● **RECORD EXCERPTS**
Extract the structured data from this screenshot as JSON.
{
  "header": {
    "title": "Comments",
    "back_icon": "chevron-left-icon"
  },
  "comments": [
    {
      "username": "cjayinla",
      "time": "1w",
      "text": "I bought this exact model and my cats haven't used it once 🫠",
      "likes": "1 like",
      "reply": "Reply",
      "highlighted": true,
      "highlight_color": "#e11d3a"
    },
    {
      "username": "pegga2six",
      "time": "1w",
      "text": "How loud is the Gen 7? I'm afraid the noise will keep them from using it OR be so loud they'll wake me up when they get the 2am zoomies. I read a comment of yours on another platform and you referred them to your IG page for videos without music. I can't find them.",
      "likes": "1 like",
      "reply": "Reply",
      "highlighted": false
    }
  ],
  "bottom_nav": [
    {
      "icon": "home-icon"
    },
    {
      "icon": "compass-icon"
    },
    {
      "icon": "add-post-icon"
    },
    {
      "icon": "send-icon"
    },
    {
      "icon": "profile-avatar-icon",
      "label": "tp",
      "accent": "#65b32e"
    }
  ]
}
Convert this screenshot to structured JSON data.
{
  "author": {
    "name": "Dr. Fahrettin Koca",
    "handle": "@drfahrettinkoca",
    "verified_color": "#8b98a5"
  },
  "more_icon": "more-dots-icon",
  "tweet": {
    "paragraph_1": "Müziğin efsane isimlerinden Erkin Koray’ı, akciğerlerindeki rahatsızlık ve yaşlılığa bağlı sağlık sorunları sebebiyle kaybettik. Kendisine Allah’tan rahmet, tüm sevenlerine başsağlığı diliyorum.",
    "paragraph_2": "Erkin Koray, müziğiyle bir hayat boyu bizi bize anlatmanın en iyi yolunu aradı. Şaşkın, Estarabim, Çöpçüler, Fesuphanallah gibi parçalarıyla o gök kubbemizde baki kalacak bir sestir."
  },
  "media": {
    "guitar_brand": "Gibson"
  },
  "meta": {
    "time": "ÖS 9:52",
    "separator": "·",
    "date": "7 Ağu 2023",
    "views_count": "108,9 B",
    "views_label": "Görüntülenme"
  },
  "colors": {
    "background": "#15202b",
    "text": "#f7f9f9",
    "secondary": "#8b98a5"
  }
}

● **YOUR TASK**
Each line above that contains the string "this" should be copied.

● **RESPONSE TO THE EXERCISE**
Extract the structured data from this screenshot as JSON.
      "text": "I bought this exact model and my cats haven't used it once 🫠",
Convert this screenshot to structured JSON data.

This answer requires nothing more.